▸ **Directions**
Search the data for "title" and copy every matching line.

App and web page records
/---

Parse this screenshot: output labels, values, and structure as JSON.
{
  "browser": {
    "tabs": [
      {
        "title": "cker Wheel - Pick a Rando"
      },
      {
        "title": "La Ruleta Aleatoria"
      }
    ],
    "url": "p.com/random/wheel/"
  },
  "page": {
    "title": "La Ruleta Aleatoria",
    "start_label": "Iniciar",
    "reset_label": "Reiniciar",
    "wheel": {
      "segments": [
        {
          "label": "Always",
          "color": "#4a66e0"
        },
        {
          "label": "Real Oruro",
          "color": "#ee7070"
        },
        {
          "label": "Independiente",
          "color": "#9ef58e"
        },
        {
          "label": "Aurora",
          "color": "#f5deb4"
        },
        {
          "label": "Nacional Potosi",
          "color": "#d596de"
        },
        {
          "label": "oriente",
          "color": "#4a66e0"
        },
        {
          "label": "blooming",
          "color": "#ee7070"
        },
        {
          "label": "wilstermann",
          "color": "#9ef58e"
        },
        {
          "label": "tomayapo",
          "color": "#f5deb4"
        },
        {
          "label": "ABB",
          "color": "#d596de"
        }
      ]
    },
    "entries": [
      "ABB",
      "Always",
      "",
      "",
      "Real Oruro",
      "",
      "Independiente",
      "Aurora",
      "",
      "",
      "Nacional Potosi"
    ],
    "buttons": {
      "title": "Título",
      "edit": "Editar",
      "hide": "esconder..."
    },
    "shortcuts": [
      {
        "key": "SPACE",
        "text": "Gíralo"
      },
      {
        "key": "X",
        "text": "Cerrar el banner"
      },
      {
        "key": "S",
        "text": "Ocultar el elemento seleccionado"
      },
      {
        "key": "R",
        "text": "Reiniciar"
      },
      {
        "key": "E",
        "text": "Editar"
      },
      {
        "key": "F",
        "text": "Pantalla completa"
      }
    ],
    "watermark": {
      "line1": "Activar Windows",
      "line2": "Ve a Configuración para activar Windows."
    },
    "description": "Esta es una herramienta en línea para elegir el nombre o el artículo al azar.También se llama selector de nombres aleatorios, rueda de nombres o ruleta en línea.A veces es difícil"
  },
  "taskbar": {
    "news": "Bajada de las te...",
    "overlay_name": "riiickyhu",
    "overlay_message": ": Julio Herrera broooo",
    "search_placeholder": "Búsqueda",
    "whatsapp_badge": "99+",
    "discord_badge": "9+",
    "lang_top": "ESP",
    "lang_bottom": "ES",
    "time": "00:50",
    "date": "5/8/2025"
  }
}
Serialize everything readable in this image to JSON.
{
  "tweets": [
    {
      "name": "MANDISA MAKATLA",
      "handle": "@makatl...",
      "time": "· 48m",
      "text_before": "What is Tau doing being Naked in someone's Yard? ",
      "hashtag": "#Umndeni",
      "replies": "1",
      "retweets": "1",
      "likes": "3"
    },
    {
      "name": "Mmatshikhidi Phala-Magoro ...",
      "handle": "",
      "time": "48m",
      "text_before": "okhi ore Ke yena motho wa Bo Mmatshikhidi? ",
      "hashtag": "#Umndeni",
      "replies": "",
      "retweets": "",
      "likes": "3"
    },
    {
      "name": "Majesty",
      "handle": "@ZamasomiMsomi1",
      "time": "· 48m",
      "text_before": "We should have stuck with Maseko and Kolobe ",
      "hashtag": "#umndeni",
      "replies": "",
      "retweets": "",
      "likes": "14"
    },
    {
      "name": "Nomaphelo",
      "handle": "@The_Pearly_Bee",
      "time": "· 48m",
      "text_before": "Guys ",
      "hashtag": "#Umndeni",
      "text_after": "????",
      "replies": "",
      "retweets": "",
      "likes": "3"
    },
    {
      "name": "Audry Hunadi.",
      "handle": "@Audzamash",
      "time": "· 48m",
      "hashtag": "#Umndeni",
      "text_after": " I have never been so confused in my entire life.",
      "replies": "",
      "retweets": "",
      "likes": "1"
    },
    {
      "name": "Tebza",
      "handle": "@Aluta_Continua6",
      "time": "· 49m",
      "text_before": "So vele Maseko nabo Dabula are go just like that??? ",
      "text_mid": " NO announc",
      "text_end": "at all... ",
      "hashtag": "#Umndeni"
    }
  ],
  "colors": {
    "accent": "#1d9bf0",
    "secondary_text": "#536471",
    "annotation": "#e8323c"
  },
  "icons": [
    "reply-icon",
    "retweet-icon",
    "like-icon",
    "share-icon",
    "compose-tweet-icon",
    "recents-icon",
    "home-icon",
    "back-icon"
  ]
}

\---

▸ **Exercise solution**
        "title": "cker Wheel - Pick a Rando"
        "title": "La Ruleta Aleatoria"
    "title": "La Ruleta Aleatoria",
      "title": "Título",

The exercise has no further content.